• Exercise directions:
Starting at the line that contains "Give me the", quote every line through the end of the entries, word for word, skipping the pictures.

[Dataset excerpts]
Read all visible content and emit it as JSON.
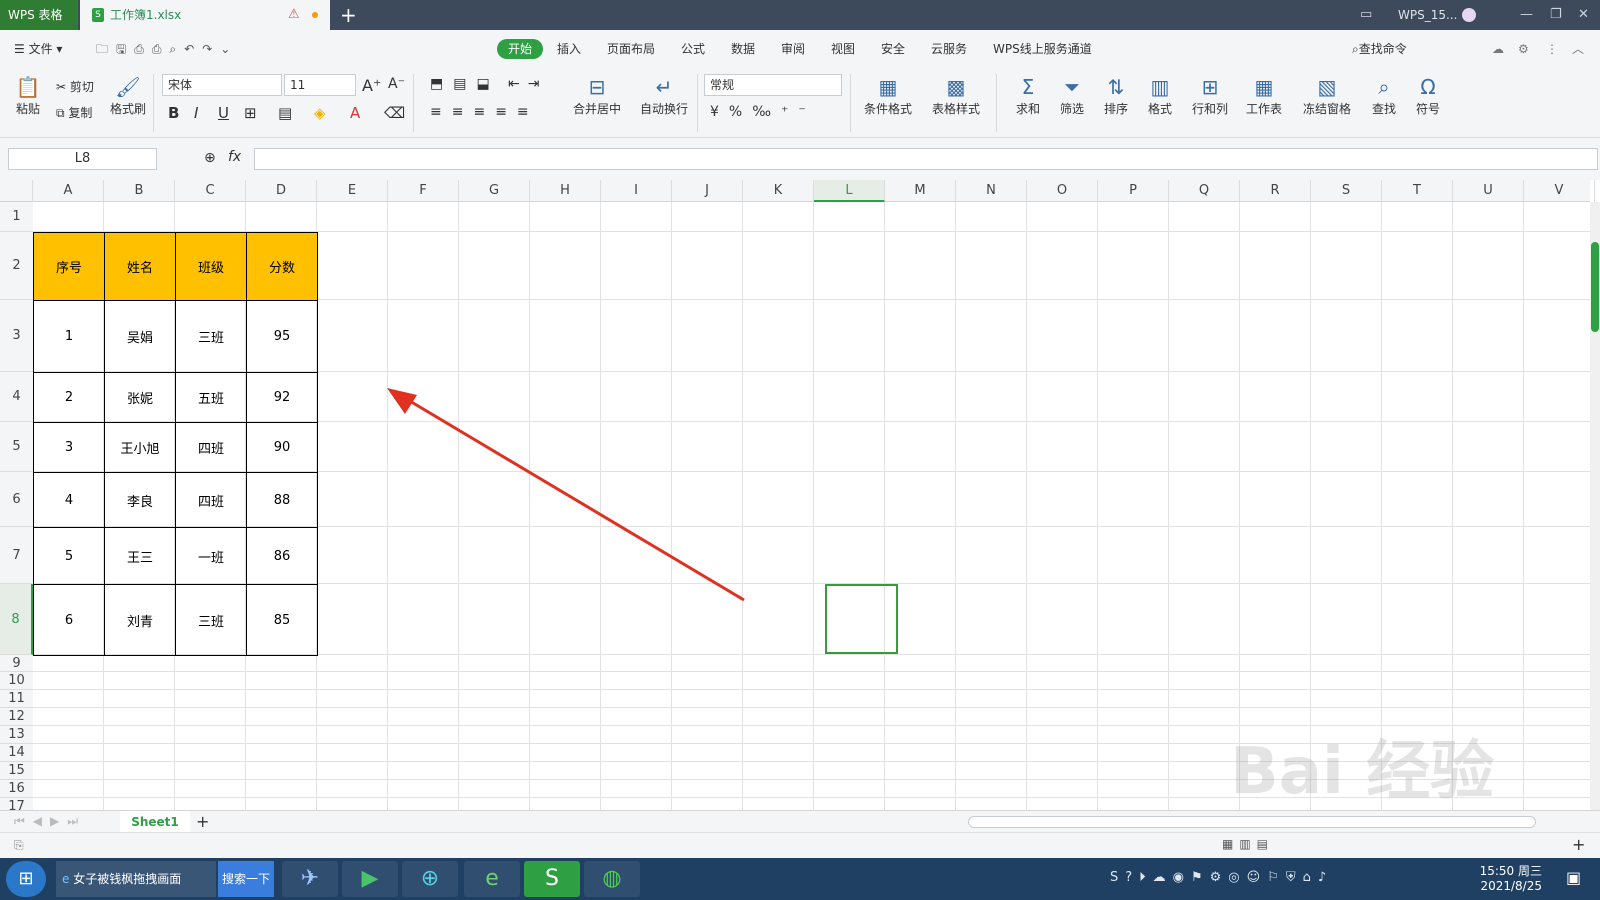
{
  "titlebar": {
    "app_name": "WPS 表格",
    "file_name": "工作簿1.xlsx",
    "new_tab": "+",
    "account": "WPS_15..."
  },
  "menu": {
    "file": "文件",
    "tabs": [
      "开始",
      "插入",
      "页面布局",
      "公式",
      "数据",
      "审阅",
      "视图",
      "安全",
      "云服务",
      "WPS线上服务通道"
    ],
    "search_cmd": "查找命令"
  },
  "ribbon": {
    "paste": "粘贴",
    "cut": "剪切",
    "copy": "复制",
    "format_painter": "格式刷",
    "font_name": "宋体",
    "font_size": "11",
    "merge_center": "合并居中",
    "auto_wrap": "自动换行",
    "number_format": "常规",
    "cond_format": "条件格式",
    "table_style": "表格样式",
    "sum": "求和",
    "filter": "筛选",
    "sort": "排序",
    "format": "格式",
    "row_col": "行和列",
    "worksheet": "工作表",
    "freeze": "冻结窗格",
    "find": "查找",
    "symbol": "符号"
  },
  "formula_bar": {
    "name_box": "L8",
    "fx": "fx",
    "value": ""
  },
  "columns": [
    "A",
    "B",
    "C",
    "D",
    "E",
    "F",
    "G",
    "H",
    "I",
    "J",
    "K",
    "L",
    "M",
    "N",
    "O",
    "P",
    "Q",
    "R",
    "S",
    "T",
    "U",
    "V"
  ],
  "rows": [
    "1",
    "2",
    "3",
    "4",
    "5",
    "6",
    "7",
    "8",
    "9",
    "10",
    "11",
    "12",
    "13",
    "14",
    "15",
    "16",
    "17"
  ],
  "table": {
    "headers": [
      "序号",
      "姓名",
      "班级",
      "分数"
    ],
    "rows": [
      [
        "1",
        "吴娟",
        "三班",
        "95"
      ],
      [
        "2",
        "张妮",
        "五班",
        "92"
      ],
      [
        "3",
        "王小旭",
        "四班",
        "90"
      ],
      [
        "4",
        "李良",
        "四班",
        "88"
      ],
      [
        "5",
        "王三",
        "一班",
        "86"
      ],
      [
        "6",
        "刘青",
        "三班",
        "85"
      ]
    ]
  },
  "sheets": {
    "active": "Sheet1",
    "add": "+"
  },
  "taskbar": {
    "ie_title": "女子被钱枫拖拽画面",
    "search_btn": "搜索一下",
    "time": "15:50 周三",
    "date": "2021/8/25"
  },
  "watermark": "Bai 经验",
  "colors": {
    "header_fill": "#ffc000",
    "accent": "#2ea043",
    "arrow": "#e03020"
  }
}
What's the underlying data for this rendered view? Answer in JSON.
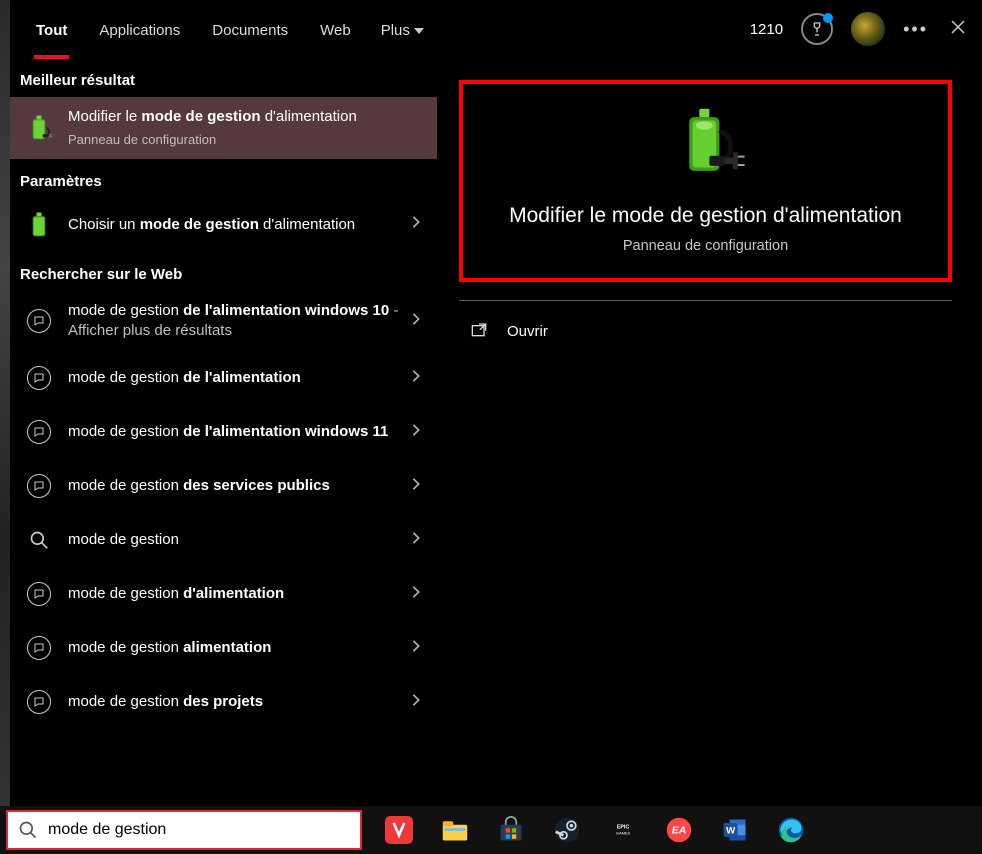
{
  "tabs": {
    "items": [
      "Tout",
      "Applications",
      "Documents",
      "Web"
    ],
    "more": "Plus",
    "active_index": 0
  },
  "rewards": {
    "count": "1210"
  },
  "left": {
    "best_header": "Meilleur résultat",
    "best": {
      "prefix": "Modifier le ",
      "bold": "mode de gestion",
      "suffix": " d'alimentation",
      "sub": "Panneau de configuration"
    },
    "settings_header": "Paramètres",
    "settings_item": {
      "prefix": "Choisir un ",
      "bold": "mode de gestion",
      "suffix": " d'alimentation"
    },
    "web_header": "Rechercher sur le Web",
    "web": [
      {
        "prefix": "mode de gestion ",
        "bold": "de l'alimentation windows 10",
        "suffix": " - Afficher plus de résultats",
        "icon": "chat"
      },
      {
        "prefix": "mode de gestion ",
        "bold": "de l'alimentation",
        "suffix": "",
        "icon": "chat"
      },
      {
        "prefix": "mode de gestion ",
        "bold": "de l'alimentation windows 11",
        "suffix": "",
        "icon": "chat"
      },
      {
        "prefix": "mode de gestion ",
        "bold": "des services publics",
        "suffix": "",
        "icon": "chat"
      },
      {
        "prefix": "mode de gestion",
        "bold": "",
        "suffix": "",
        "icon": "search"
      },
      {
        "prefix": "mode de gestion ",
        "bold": "d'alimentation",
        "suffix": "",
        "icon": "chat"
      },
      {
        "prefix": "mode de gestion ",
        "bold": "alimentation",
        "suffix": "",
        "icon": "chat"
      },
      {
        "prefix": "mode de gestion ",
        "bold": "des projets",
        "suffix": "",
        "icon": "chat"
      }
    ]
  },
  "right": {
    "title": "Modifier le mode de gestion d'alimentation",
    "sub": "Panneau de configuration",
    "action_open": "Ouvrir"
  },
  "search": {
    "value": "mode de gestion"
  }
}
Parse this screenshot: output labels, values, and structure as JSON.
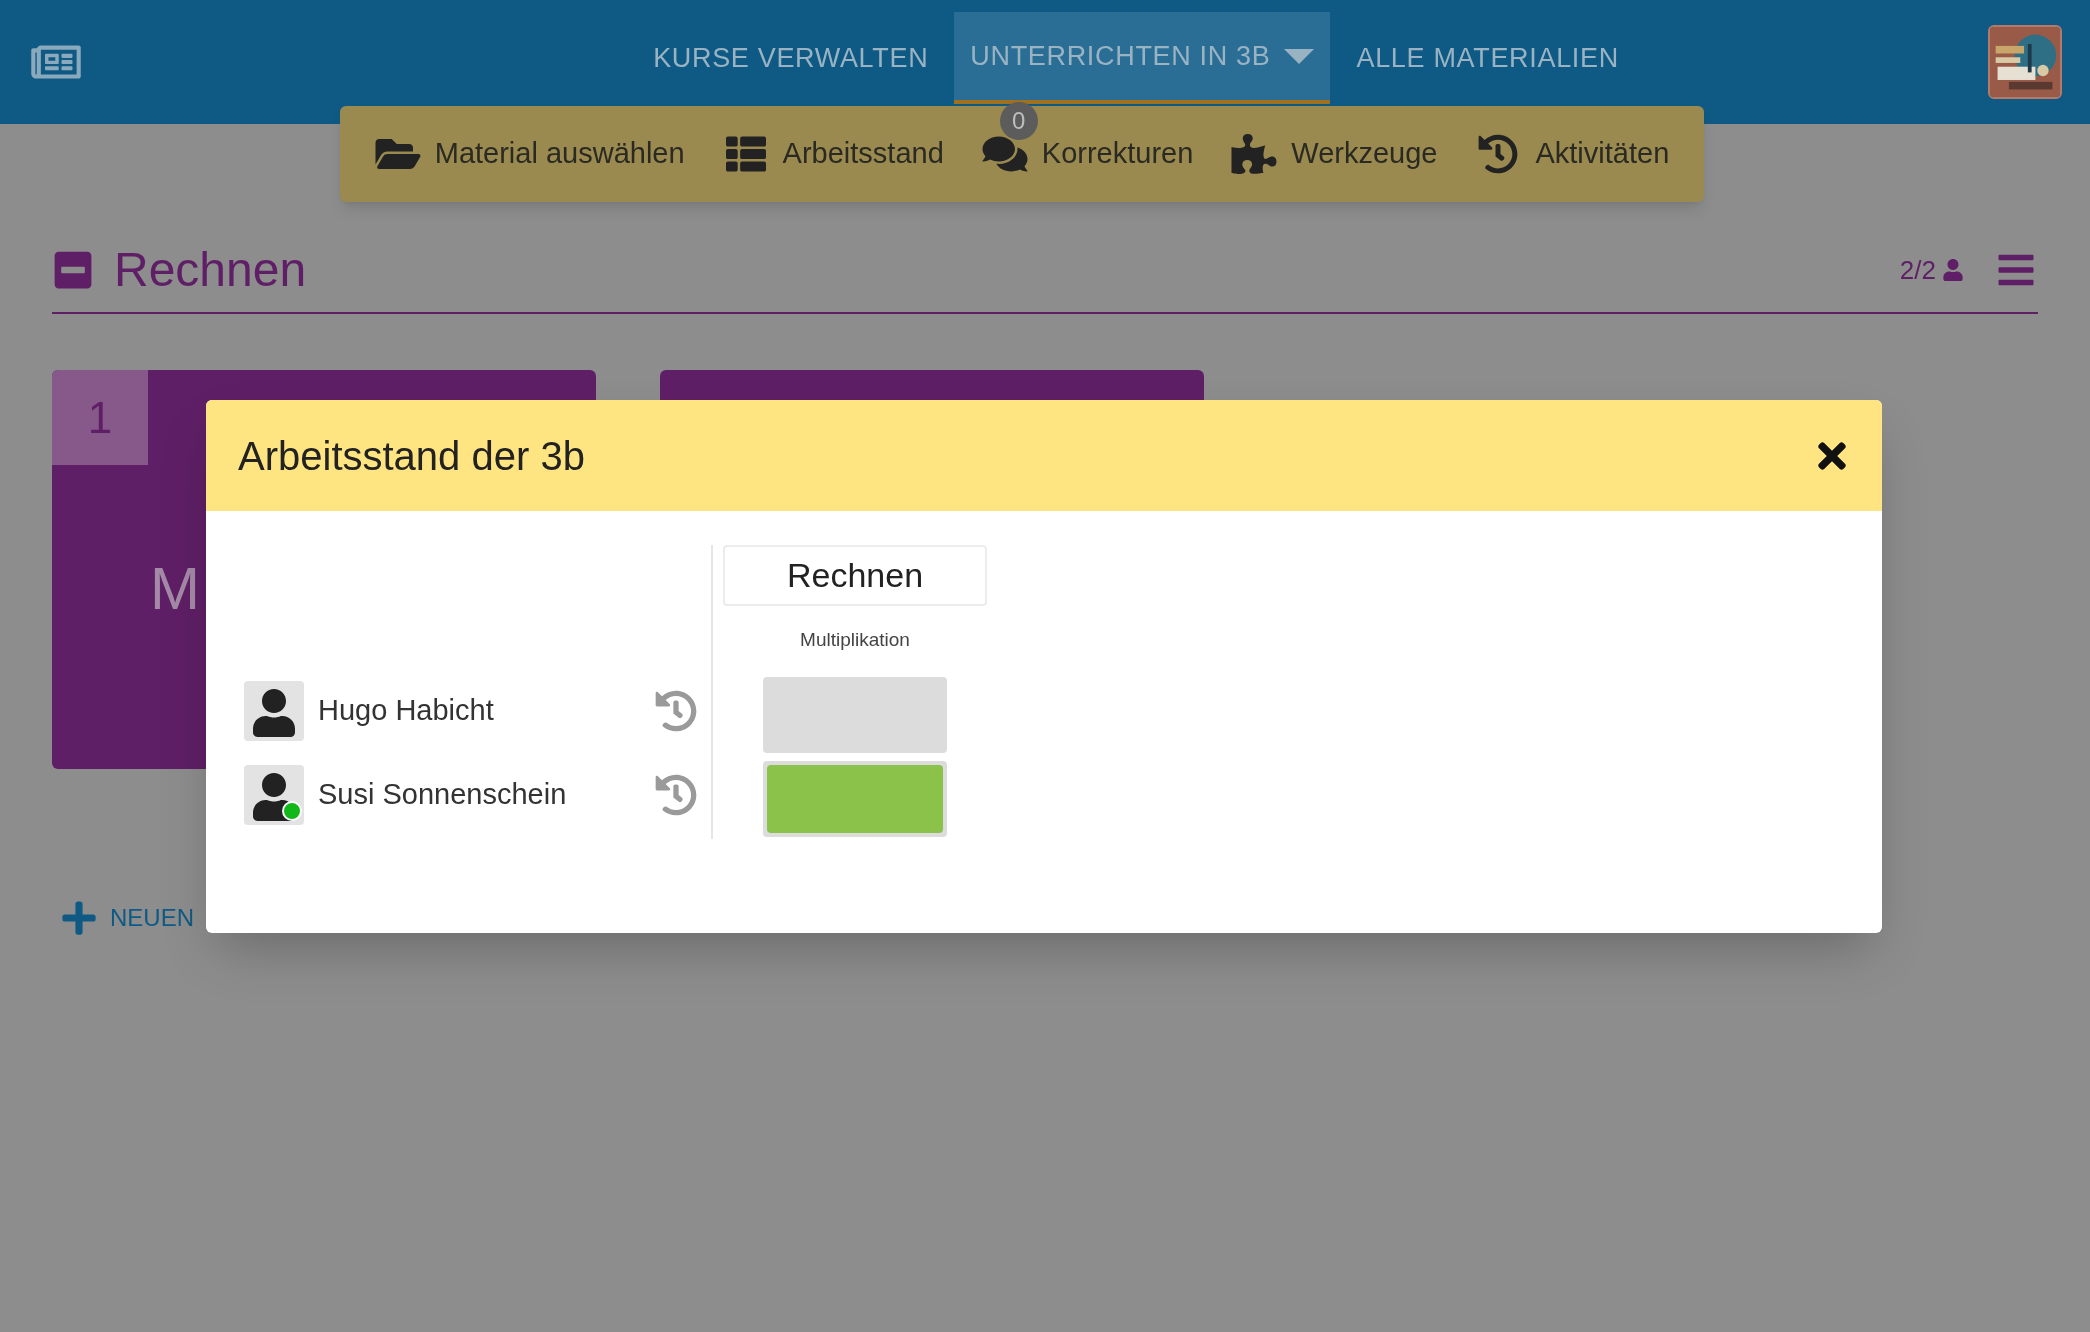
{
  "nav": {
    "items": [
      {
        "label": "KURSE VERWALTEN",
        "selected": false,
        "dropdown": false
      },
      {
        "label": "UNTERRICHTEN IN 3B",
        "selected": true,
        "dropdown": true
      },
      {
        "label": "ALLE MATERIALIEN",
        "selected": false,
        "dropdown": false
      }
    ]
  },
  "toolbar": {
    "items": [
      {
        "kind": "folder",
        "label": "Material auswählen"
      },
      {
        "kind": "list",
        "label": "Arbeitsstand"
      },
      {
        "kind": "comments",
        "label": "Korrekturen",
        "badge": "0"
      },
      {
        "kind": "puzzle",
        "label": "Werkzeuge"
      },
      {
        "kind": "history",
        "label": "Aktivitäten"
      }
    ]
  },
  "section": {
    "title": "Rechnen",
    "expanded": true,
    "members": "2/2"
  },
  "cards": [
    {
      "kind": "numbered",
      "number": "1",
      "title": "M"
    },
    {
      "kind": "plain"
    }
  ],
  "add_link": {
    "label": "NEUEN"
  },
  "dialog": {
    "title": "Arbeitsstand der 3b",
    "columns": [
      {
        "title": "Rechnen",
        "subtitle": "Multiplikation"
      }
    ],
    "students": [
      {
        "name": "Hugo Habicht",
        "online": false,
        "cells": [
          {
            "done": false
          }
        ]
      },
      {
        "name": "Susi Sonnenschein",
        "online": true,
        "cells": [
          {
            "done": true
          }
        ]
      }
    ]
  }
}
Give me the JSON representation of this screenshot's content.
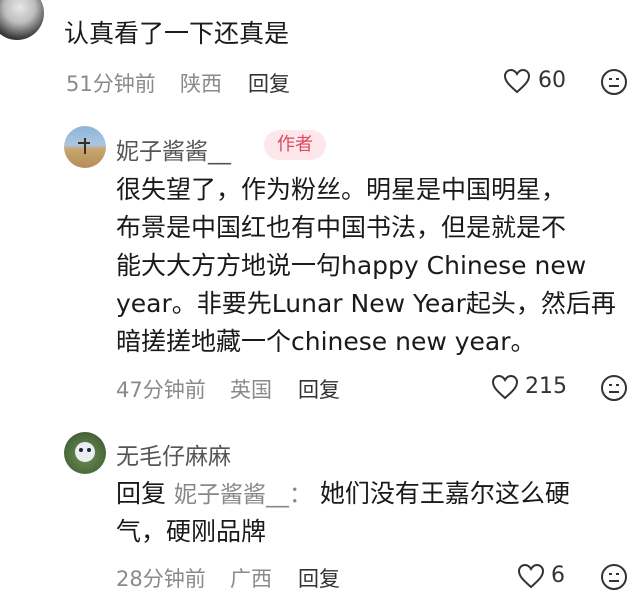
{
  "comments": [
    {
      "text": "认真看了一下还真是",
      "time": "51分钟前",
      "location": "陕西",
      "reply_label": "回复",
      "likes": "60"
    },
    {
      "username": "妮子酱酱__",
      "badge": "作者",
      "lines": [
        "很失望了，作为粉丝。明星是中国明星，",
        "布景是中国红也有中国书法，但是就是不",
        "能大大方方地说一句happy Chinese new",
        "year。非要先Lunar New Year起头，然后再",
        "暗搓搓地藏一个chinese new year。"
      ],
      "time": "47分钟前",
      "location": "英国",
      "reply_label": "回复",
      "likes": "215"
    },
    {
      "username": "无毛仔麻麻",
      "reply_prefix": "回复",
      "reply_target": "妮子酱酱__：",
      "line1_rest": "她们没有王嘉尔这么硬",
      "line2": "气，硬刚品牌",
      "time": "28分钟前",
      "location": "广西",
      "reply_label": "回复",
      "likes": "6"
    }
  ],
  "icons": {
    "like": "heart-outline-icon",
    "more": "smiley-face-icon"
  },
  "colors": {
    "badge_bg": "#fde7ea",
    "badge_text": "#e04860",
    "meta_text": "#8a8a8a"
  }
}
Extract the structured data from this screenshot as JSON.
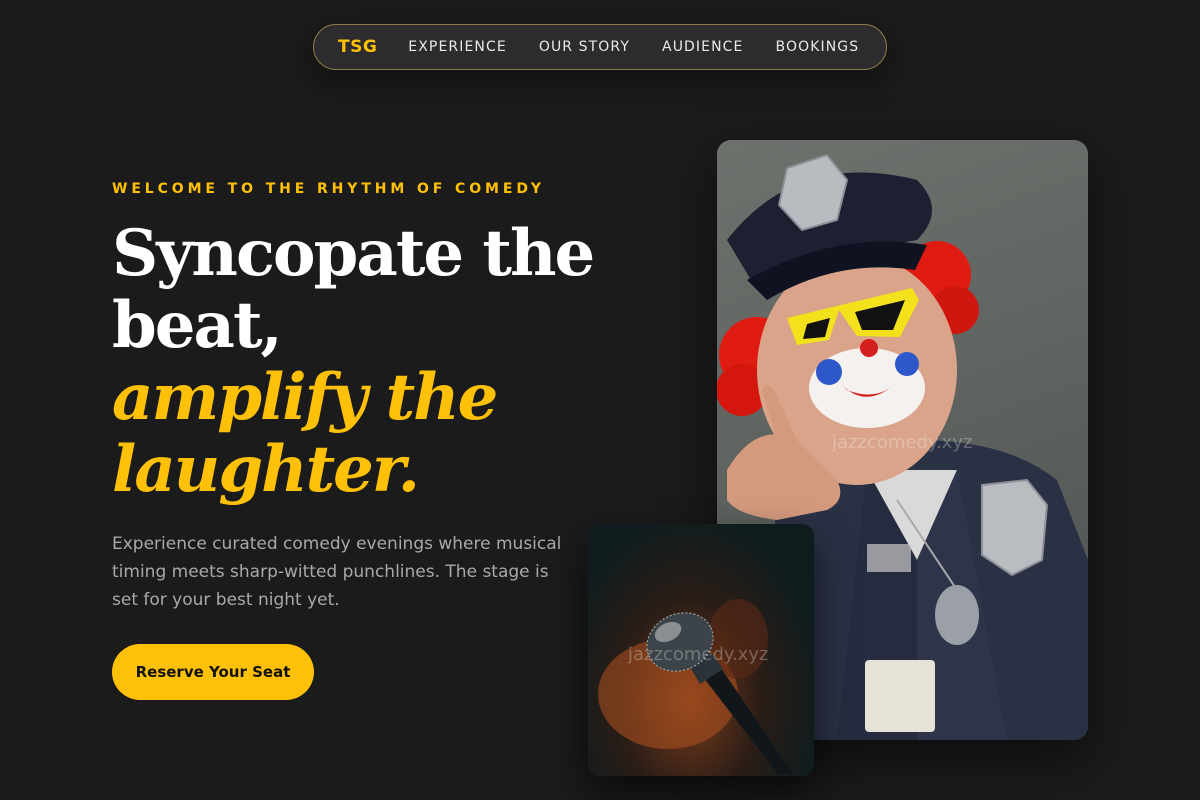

• Answer for this exercise:
Give me the JSON representation of this screenshot's content.
{
  "comments": [
    {
      "text": "认真看了一下还真是",
      "time": "51分钟前",
      "location": "陕西",
      "reply_label": "回复",
      "likes": "60"
    },
    {
      "username": "妮子酱酱__",
      "badge": "作者",
      "lines": [
        "很失望了，作为粉丝。明星是中国明星，",
        "布景是中国红也有中国书法，但是就是不",
        "能大大方方地说一句happy Chinese new",
        "year。非要先Lunar New Year起头，然后再",
        "暗搓搓地藏一个chinese new year。"
      ],
      "time": "47分钟前",
      "location": "英国",
      "reply_label": "回复",
      "likes": "215"
    },
    {
      "username": "无毛仔麻麻",
      "reply_prefix": "回复",
      "reply_target": "妮子酱酱__：",
      "line1_rest": "她们没有王嘉尔这么硬",
      "line2": "气，硬刚品牌",
      "time": "28分钟前",
      "location": "广西",
      "reply_label": "回复",
      "likes": "6"
    }
  ],
  "icons": {
    "like": "heart-outline-icon",
    "more": "smiley-face-icon"
  },
  "colors": {
    "badge_bg": "#fde7ea",
    "badge_text": "#e04860",
    "meta_text": "#8a8a8a"
  }
}
Extract the structured data from this screenshot as JSON.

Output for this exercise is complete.